Porvair wins US nuclear waste clean-up contracts

Porvair filtration technology will be deployed at the Hanford Tank Waste Treatment and Immobilization Plant (WTP) at the Department of Energy (DOE) Hanford Site in Washington State; the Integrated Waste Treatment Unit (IWTU) at the DOE Idaho site on waste-containers destined for the Waste Isolation Pilot Plant (WIPP) in Carlsbad, New Mexico; and at the DOE Depleted Uranium Hexafluoride (DUF6) conversion facilities in Paducah, Kentucky and Portsmouth, Ohio.

Bechtel National Inc has contracted Porvair to develop novel HEPA filtration technology for use at the WTP. As the largest nuclear waste processing facility in the world, once completed, the WTP will process and stabilize 56 million gallons of radioactive and chemical waste.

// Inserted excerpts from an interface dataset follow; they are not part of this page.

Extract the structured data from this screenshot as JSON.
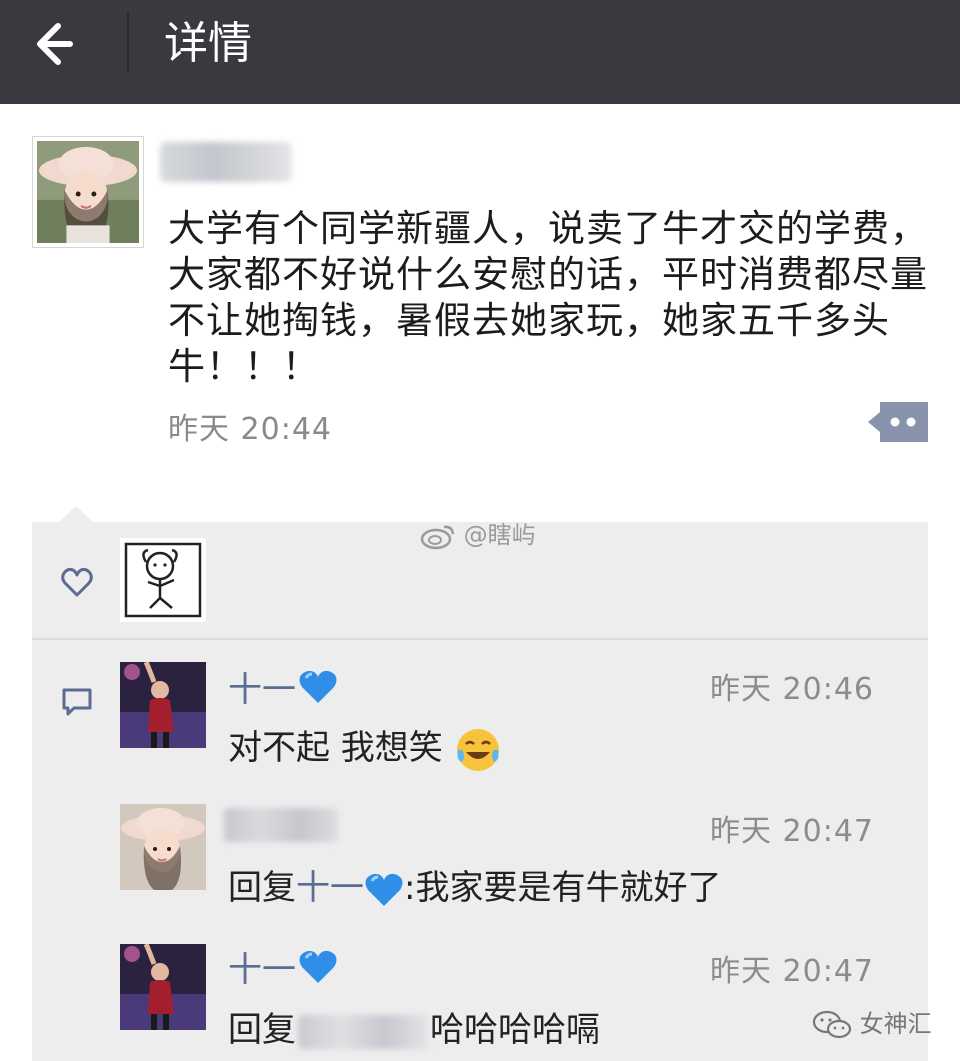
{
  "header": {
    "title": "详情",
    "back_icon": "arrow-left-icon"
  },
  "post": {
    "text": "大学有个同学新疆人，说卖了牛才交的学费，大家都不好说什么安慰的话，平时消费都尽量不让她掏钱，暑假去她家玩，她家五千多头牛！！！",
    "time": "昨天 20:44",
    "more_icon": "more-dots-icon"
  },
  "likes": {
    "icon": "heart-outline-icon"
  },
  "comments": {
    "icon": "comment-bubble-icon",
    "items": [
      {
        "name": "十一",
        "time": "昨天 20:46",
        "text": "对不起  我想笑"
      },
      {
        "time": "昨天 20:47",
        "reply_prefix": "回复",
        "reply_to": "十一",
        "text": ":我家要是有牛就好了"
      },
      {
        "name": "十一",
        "time": "昨天 20:47",
        "reply_prefix": "回复",
        "text": "哈哈哈哈嗝"
      }
    ]
  },
  "watermarks": {
    "weibo": "@瞎屿",
    "wechat": "女神汇"
  },
  "colors": {
    "topbar": "#393a3f",
    "link": "#5b6b92",
    "panel": "#ededed"
  }
}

Newly developed Porvair radial flow HEPA-grade air filters will be used throughout the plant for off-gas and plant-air treatment, serving as a final barrier between radioactive contamination and the public.

Porvair will also be involved in the Idaho Cleanup Project (ICP), providing high-temperature process gas filters for the THOR steam reforming process used to treat waste at the IWTU, currently operated by Fluor Idaho LLC.

At Paducah and Portsmouth, Porvair will be involved in converting DUF6 into depleted uranium oxide. The filtration company will be deploying diffuser media and in-situ cleanable process filters manufactured from high-nickel alloys for use in the high-temperature and corrosive environments present within the conversion process vessels. The plants, currently operated by Mid-America Conversion Services, are planned to run for several decades in order to process the approximately 800 000 metric tons of DUF6 at the two sites.

Porvair is also supplying filters that will be deployed on nitrate-salt waste containers currently stored at Los Alamos National Lab (LANL). These filters will play a critical role in the processing of specific wastes at LANL by providing a controlled release of pressure with HEPA-level protection in the event of chemical reactions within the waste containers.